obsolete: GConf editor
|Last release||3.2.6 / January 22, 2013|
|License||GNU Lesser General Public License|
Changes to this system are controlled by GConfd, a daemon. GConfd watches out for changes to the database, and when they are changed, it applies the new settings to applications using it. This technology is known as "auto-apply", compared to "explicit-apply", which requires users to press an OK or Apply button to make changes come into effect. The term "instant-apply" is sometimes used, compared to plain "apply".
The GConf database by default uses a system of directories and XML files, stored in a directory called
~/.gconf. GConf can also use other backends, such as a database server, but XML file storage is the most common configuration.
The application gconf-editor is provided to allow users to change settings manually, but it is not usually used for end-user preferences. These should be provided by the application, but hasn't in some cases, causing upset among users (see main gconf-editor article for details).
GConf is currently based on the C implementation of CORBA named ORBit. Its architecture consists of a session daemon that initializes various sources of configuration schemas on user login. Each source is based on a specific backend that translates the key and value pairs that compose the configuration database; the default backend is based on XML. At this time, this is the only working backend for GConf, although an LDAP backend existed in embryonic form. Each source can also be set to read-only, in order to create a default basic configuration, e.g. in a corporate network.
The values inside the GConf database are indexed using a path string in the form of
When writing an application that uses GConf, one should never directly poll the database. Instead, one should attach a callback to a given key, thus using a Model-view-controller paradigm. Each time an application changes the value bound to a specific key, the notification callbacks will be invoked.
An application using GConf should provide a description for each key it creates inside the GConf database. This configuration meta-data is also stored inside the configuration database, and is called a schema; it could contain a (possibly localized) descriptive text, the valid type of the value bound to a key, and a default value.

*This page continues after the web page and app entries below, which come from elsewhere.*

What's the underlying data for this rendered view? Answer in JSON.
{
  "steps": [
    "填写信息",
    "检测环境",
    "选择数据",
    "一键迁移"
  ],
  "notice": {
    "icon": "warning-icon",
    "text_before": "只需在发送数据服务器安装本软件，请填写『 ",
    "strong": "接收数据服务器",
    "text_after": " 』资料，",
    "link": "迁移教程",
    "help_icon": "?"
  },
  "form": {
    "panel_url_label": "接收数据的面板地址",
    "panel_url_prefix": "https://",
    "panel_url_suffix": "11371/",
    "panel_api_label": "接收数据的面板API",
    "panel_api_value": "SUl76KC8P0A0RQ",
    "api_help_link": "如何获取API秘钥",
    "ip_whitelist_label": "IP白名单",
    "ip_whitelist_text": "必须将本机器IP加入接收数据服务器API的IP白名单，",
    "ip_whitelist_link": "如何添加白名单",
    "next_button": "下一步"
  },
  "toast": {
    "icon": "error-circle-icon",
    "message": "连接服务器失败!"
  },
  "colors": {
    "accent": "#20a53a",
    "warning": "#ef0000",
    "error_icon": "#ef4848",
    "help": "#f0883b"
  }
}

- "GNOME Goal: Gconf to GSettings migration". GNOME. Retrieved 2014-11-05.